Evaluating risks of isolating and not isolating infectious patients

Thursday 26 October 2017

The proposal will be for National Institute for Healthcare Research (NIHR) Health services and Delivery of Care (HS&DR) Research Stream. Funding of about £500,000 will be sought for a project over 3 years. Application is in two stages: outline application. If it is short-listed we proceed to full application.


Segregating infectious/potentially infectious patients can prevent the spread of infections including staphylococci, Gram negative bacteria and mycobacteria which are often multi-drug resistant. In the UK the decision to isolate infectious and potentially infectious patients depends on local policy. There is under provision of single room accommodation in many hospitals and when available it is often used for disruptive patients or those receiving end of life care. Even when single rooms are used for contagious patients the benefits of isolation are compromised because doors stay open and patients and equipment are moved in and out. The NHS would benefit from a framework to support management decisions concerning the best use of isolation accommodation based on evidence of the risks posed by patients with infections spread by different routes (e.g. airborne, direct contact) and under different circumstances (e.g. cubicle with door open/shut) 

IMPORTANT We are not suggesting that people who are not infected should not be nursed in single rooms - we are looking at optimal use of rooms.
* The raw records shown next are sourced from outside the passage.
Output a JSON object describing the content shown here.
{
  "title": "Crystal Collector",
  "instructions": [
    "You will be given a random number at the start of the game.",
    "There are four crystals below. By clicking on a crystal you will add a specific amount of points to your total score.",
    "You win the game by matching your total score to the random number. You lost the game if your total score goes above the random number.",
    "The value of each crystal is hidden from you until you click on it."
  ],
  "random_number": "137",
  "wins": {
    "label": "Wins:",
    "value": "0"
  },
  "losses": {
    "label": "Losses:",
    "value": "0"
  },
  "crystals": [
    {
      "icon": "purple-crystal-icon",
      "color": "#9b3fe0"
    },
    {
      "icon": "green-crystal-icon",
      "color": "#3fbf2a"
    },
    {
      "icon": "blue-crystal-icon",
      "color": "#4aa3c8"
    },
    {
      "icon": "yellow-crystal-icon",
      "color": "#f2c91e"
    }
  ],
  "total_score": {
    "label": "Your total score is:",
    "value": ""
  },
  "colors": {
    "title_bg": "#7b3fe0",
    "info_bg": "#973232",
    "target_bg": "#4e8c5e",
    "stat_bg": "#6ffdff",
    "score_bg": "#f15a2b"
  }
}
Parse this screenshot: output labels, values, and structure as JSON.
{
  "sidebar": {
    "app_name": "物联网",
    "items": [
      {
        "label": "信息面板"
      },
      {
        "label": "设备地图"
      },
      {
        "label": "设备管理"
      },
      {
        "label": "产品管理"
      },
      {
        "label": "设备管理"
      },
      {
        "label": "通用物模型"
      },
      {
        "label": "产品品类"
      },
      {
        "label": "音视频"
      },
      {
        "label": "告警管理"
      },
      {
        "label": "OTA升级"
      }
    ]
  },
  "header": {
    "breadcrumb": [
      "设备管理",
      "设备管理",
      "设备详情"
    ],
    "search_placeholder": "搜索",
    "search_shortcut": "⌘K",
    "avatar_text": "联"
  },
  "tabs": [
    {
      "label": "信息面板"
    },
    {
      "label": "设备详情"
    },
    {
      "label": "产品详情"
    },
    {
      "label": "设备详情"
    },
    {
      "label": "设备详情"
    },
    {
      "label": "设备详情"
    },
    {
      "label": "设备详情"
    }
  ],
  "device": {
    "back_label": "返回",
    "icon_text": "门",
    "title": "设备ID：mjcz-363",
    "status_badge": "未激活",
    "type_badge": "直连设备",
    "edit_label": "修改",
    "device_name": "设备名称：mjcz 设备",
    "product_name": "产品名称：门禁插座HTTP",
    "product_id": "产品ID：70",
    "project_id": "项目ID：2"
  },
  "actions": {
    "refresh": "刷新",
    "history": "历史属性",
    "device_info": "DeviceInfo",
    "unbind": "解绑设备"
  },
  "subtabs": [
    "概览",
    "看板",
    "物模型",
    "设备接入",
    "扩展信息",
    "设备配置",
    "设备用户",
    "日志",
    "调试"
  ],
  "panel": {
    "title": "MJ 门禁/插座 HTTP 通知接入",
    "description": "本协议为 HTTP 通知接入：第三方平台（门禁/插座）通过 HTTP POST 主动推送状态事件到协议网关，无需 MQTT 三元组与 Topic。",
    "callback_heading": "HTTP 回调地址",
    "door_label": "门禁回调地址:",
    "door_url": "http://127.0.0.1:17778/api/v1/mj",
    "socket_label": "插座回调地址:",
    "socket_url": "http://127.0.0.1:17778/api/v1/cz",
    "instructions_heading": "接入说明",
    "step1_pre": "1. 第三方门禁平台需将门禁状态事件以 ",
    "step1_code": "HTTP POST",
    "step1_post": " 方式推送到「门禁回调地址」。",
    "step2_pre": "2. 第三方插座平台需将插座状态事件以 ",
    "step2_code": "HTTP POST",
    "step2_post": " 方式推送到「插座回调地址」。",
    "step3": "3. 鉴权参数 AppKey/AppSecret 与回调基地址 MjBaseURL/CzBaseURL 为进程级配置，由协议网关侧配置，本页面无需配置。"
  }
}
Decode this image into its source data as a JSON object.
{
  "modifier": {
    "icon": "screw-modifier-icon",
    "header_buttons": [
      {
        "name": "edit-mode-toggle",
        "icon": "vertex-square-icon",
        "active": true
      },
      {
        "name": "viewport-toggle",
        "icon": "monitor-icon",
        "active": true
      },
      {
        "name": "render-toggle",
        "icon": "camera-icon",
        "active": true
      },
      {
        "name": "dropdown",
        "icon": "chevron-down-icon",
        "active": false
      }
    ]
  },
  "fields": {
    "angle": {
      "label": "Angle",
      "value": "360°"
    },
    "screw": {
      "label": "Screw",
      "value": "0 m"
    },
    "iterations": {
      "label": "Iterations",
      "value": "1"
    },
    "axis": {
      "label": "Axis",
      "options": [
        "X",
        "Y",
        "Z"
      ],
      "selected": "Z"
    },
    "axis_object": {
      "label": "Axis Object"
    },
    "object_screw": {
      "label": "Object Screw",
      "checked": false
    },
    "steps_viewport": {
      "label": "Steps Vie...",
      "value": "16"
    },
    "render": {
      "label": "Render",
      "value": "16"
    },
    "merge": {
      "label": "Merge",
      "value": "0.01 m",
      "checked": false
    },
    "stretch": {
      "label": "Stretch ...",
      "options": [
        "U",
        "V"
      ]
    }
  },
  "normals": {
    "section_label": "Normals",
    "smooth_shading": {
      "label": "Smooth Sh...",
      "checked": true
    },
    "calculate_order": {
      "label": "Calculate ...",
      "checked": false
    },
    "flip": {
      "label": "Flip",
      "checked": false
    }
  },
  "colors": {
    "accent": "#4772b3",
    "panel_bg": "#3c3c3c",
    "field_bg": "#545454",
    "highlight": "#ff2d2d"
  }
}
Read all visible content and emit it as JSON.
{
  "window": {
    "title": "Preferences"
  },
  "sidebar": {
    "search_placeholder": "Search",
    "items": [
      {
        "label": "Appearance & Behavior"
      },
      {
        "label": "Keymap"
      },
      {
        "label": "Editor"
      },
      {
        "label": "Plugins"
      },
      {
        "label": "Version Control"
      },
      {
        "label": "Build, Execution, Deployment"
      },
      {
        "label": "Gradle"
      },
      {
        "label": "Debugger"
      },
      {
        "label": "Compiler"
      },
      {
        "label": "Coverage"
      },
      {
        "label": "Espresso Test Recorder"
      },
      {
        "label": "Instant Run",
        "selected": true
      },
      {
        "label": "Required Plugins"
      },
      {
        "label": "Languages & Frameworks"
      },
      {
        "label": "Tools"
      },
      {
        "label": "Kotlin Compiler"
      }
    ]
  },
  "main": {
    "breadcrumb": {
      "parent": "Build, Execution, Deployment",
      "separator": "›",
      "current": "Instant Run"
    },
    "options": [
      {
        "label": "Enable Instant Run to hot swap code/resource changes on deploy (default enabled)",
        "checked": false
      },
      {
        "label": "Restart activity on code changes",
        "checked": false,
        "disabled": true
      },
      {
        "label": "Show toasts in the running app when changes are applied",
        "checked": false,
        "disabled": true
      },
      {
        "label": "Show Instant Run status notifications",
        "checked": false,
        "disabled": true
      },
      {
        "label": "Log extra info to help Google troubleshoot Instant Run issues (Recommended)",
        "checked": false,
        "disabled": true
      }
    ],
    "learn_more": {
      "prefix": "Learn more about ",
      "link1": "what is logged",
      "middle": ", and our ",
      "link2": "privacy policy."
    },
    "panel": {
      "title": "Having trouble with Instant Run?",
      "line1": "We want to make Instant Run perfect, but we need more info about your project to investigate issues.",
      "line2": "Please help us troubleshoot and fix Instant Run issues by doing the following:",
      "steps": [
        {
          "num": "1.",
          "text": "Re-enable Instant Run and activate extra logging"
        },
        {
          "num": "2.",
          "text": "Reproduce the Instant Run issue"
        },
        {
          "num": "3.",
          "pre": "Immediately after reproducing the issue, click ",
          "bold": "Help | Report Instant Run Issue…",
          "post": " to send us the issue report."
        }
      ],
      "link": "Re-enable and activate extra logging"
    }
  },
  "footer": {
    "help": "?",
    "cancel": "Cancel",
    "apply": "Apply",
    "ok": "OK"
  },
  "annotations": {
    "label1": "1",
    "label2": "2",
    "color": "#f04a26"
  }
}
There is quite a reasonable literature about the risks of isolation to patients who are disoriented, lonely etc. and we will draw on this. Very little research has been undertaken about the risks not of isolating infectious/potentially infectious patients.

AIM Develop a framework to support management decisions concerning optimal use of isolation accommodation in acute hospitals to reduce infection risks

STUDY DESIGN There will be four workpackages (WPs)

WP1 will build a picture of how single rooms are allocated in the participating sites through a point prevalence survey in each of 5 sites with interviews to explore how decisions about isolation are taken and by whom. There will be fieldwork to see how accommodation is used: who is isolated/not isolated, doors open etc.

WP2 Mathematical modelling to establish risk of not isolating/poorly employing isolation principles in different scenarios:

  • Patient with airborne infection isolated/not isolated
  • Patient with contact spread pathogen isolated/not isolated
  • Detailed data will be collected on contamination/dissemination of patient environment and equipment

WP3 Will involve feedback of WP1 and 2 findings to the organisations and presentation of WP1 and 2 data to each site with detailed discussion:

Infection risks from the patient scenarios

  • How things might be done differently with current resources and feasibility
  • Additional resources and cost to optimise practice
  • Discussion will be digitally recorded with permission, transcribed and used to inform WP4.

WP4 will generate the management framework in close conjunction with the RCN and patient and health professional/manager stakeholder groups using a consensus decision-making technique e.g. nominal group technique  

SAMPLE – purposively selected hospitals (hospitals, not whole trusts because we know that single room provision varies a lot within trusts).

We need a patient/public involvement lay person to participate in the writing of the outline and full bid if short-listed by reading the drafts and making comments from a lay perspective, especially the lay summary (it will be 3,500 words). This can be done by email and if necessary I can visit the RCN headquarters or meet at another convenient location in London

The person will be a co-applicant on the application. They will need to be able to provide a brief CV if we are short-listed (nothing elaborate) and to navigate the NIHR website to sign off electronically that they agree to take part. The website is not very user-friendly but we can guide the person through by phone if necessary. What is crucial is that they look at their email often enough to see the e-invite in good time and respond promptly: the deadline really is the deadline even if people are ill etc. If we lose the lay co-applicant because they have not signed off, we lose the bid and have to re-submit 3 months later.

If the study is funded the lay person would need to be able to convene a small group of other lay people (3-4) who will play a part in every workpackage and an especially prominent one in WP4.

Most communication will be by email. There will be quarterly project management meetings but mostly they will be by teleconference

Travel will be paid. Time will at INVOLVE rates

In additional to the project management meetings every quarter participation will involve the lay group looking at draft and final reports, informing how findings are disseminated, reading data collecting tools and commenting on them, looking at the results of analysis and commenting, looking at the management tool and making suggestions about feasibility etc. The mathematical modelling will be very complex and we do not expect input into the technical aspects but we do expect sensible comments on implications for patients: e.g. if modelling shows that other patients in the same ward/hospital are at risk of infection, we expect comments about those consequences and implications for quality of care.